The three-trailer convoy that passed the ITER gates at 2:30 a.m. on Thursday 10 December held a strong symbolic significance for all those involved in the project.
For the first time, actual elements of a machine component were being delivered. Shaped like so many slices of pie, the three 60-degree segments belong to one of the most critical components of the machine: the ITER cryostat, the huge steel cylinder that will act as a "thermos" to maintain the ultra-cold temperature of the superconducting magnets and that will provide structural support as well as penetrations to the vacuum vessel and magnet systems.
The three-trailer convoy transporting three ''60-degree segments'' belonging to the the cryostat base section passes through the village of Saint-Paul-lez-Durance, a few kilometres before the ITER site.
However large and impressive, the three 50-tonne elements delivered to ITER are but a small part of the completed component, representing only 1/25th of the mass of the cryostat (3,850 tonnes). ITER's cryostat will be the largest, and also the most complex, stainless steel high-vacuum chamber ever built.
Procured by India and manufactured at Larsen & Toubro's Hazira plant, the three segments delivered on Thursday and the three others that are expected on 17 December will form tier 1 of the cryostat base section.
However large and impressive, the three 50-tonne elements delivered to ITER are but a small part of the completed 3,850-tonne component.
Once all segments and additional parts have been delivered, unpacked and stored in the Cryostat Workshop, ITER will have achieved the first milestone validated by the ITER Council during its November meeting
for the years 2016-2017 ─ one that was scheduled for the first quarter of 2016.
"We are three days early in our celebration, as the rest of the shipment is due on 17 December," said ITER Director-General Bernard Bigot at the small gathering organized on Monday 14 December in the Cryostat Workshop. "But we can already celebrate a great accomplishment, one the is the fruit of remarkably integrated work and coordinated effort and that represents the first milestone of the new proposed Baseline."
Online from halfway across the globe, Shishir P. Deshpande, head of ITER India, stressed the importance of the "professionalism and enthusiasm" of logistics provider DAHER who handled the loads all the way from India to the ITER site.
Philippe Tollini, Larsen & Toubro director for Europe and Russia, noted an interesting coincidence: "As if on cue, the cryostat segments were delivered to ITER on the last day of the Conference on Climate Change in Paris. It was a way of saying ─ yes, ITER's (and fusion energy's) contribution to the future of the planet is on its way..."
In a few months ─ in March or April according to the schedule ─ tier 2 of the cryostat base will be delivered, followed by tier 1 of the lower cylinder. Heavy frames and welding equipment will be brought in the Cryostat Workshop and by the summer of 2016 welding operations will begin.

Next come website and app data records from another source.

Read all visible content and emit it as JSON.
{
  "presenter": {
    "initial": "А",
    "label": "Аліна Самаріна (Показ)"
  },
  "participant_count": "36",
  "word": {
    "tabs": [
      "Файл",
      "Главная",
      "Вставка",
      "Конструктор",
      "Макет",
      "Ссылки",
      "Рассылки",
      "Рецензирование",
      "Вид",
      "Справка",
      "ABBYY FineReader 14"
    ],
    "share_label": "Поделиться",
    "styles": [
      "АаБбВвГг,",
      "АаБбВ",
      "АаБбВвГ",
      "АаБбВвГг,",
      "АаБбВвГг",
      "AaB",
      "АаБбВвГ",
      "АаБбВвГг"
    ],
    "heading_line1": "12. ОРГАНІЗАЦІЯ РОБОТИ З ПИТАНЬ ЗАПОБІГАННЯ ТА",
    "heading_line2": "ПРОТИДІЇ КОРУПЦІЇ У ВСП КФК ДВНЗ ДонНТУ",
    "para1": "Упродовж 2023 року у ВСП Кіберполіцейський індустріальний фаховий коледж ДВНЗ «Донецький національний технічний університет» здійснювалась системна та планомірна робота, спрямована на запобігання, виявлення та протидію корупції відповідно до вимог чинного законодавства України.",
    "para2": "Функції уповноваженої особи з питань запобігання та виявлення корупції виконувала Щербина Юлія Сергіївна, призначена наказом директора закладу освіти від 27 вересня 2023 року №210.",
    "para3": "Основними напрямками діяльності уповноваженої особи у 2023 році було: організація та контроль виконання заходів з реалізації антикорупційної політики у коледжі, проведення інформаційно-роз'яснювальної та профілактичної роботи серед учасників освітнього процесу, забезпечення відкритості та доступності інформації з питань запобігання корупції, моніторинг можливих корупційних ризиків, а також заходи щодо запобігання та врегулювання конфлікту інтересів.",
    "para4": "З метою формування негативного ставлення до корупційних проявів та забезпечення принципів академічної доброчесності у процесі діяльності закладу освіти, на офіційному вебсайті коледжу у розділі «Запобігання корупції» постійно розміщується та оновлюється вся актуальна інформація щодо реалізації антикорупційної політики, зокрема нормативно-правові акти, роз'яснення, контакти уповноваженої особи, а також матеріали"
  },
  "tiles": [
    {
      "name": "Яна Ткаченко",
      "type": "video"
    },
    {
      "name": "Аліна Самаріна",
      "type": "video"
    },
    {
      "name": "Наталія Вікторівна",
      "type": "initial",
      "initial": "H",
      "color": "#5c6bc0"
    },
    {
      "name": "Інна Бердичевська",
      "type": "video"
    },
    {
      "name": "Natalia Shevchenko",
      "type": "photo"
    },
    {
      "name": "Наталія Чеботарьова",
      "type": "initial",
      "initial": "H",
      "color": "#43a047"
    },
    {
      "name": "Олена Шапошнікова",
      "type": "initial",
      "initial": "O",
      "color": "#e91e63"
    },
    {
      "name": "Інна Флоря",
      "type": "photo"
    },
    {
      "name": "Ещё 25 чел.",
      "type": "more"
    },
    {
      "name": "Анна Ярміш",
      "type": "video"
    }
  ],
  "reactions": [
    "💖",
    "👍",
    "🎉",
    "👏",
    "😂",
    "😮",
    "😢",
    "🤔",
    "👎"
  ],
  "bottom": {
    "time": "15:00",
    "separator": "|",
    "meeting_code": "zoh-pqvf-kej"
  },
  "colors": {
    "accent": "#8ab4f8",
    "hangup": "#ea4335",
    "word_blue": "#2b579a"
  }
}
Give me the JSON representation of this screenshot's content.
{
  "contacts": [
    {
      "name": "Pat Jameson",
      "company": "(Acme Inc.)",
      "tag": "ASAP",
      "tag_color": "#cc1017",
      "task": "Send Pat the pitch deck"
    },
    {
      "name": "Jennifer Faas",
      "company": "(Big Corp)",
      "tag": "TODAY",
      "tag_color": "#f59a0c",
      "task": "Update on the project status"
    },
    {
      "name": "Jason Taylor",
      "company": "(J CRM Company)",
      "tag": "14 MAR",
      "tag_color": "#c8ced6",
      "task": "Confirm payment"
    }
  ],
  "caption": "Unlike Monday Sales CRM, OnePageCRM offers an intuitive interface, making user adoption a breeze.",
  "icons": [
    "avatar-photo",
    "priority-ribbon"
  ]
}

"Let us be proud of what is being accomplished here; but let us also be humble in the face of what remains to be done," said Director-General Bigot. "Beyond what we see here, beyond the steel and the highest technology, there is a project that is essential for the future of mankind. It is our pride, honour and responsibility to bring it successfully to completion."
From the ship into the barge
Three of the six 60-degree segments of the cryostat base are being readied for the crossing of the inland sea Etang-de-Berre. © Emmanuel Bonici
Adding to the Christmas lights
Adding its own lights to the Christmas ornaments, the three-trailer convoy passes through the village of Saint-Paul-lez-Durance, a few kilometres from the ITER site.
Home at last
The journey had begun in India on 6 November. At 2:30 a.m., one month and four days later, the load was safely delivered to the ITER site.
A 50-tonne "slice of pie"
Procured by India and manufactured at Larsen & Toubro Ltd's Hazira plant, the six 60-degree segments, each weighing approximately 50 tonnes, will form the full circle of the first tier of the cryostat base section.
A small part of the completed cryostat
However large and impressive, these three 50-tonne elements are but a small part of the completed component. Together they represent only 1/25th of the total mass of the 3,850-tonne cryostat ─ the largest stainless steel high-vacuum chamber and also the most complex ever built.
A traditional Indian blessing
In India, anything of importance—a wedding, journey or construction project—begins with the breaking of coconuts, a ritual that calls for the blessing of the lord Ganesha, "Remover of obstacles." Here, ITER Director-General Bernard Bigot succesfully breaks the first coconut...
See it, touch it, feel it!
From left to right: Bernard Bigot, ITER Director-General ; Philippe Tollini, Larsen & Toubro director for Europe and Russia; Armin Kroiss, site manager for MAN Diesel & Turbo (MDT); Songtao Wu, Deputy Head of the Vacuum Vessel Department; Laban Coblentz, Head of Communication and Eisuke Tada, ITER Deputy Director-General.
"The fruit of remarkably integrated work "
Gathered around Director-General Bernard Bigot are many of the people who contributed to this "great accomplishment."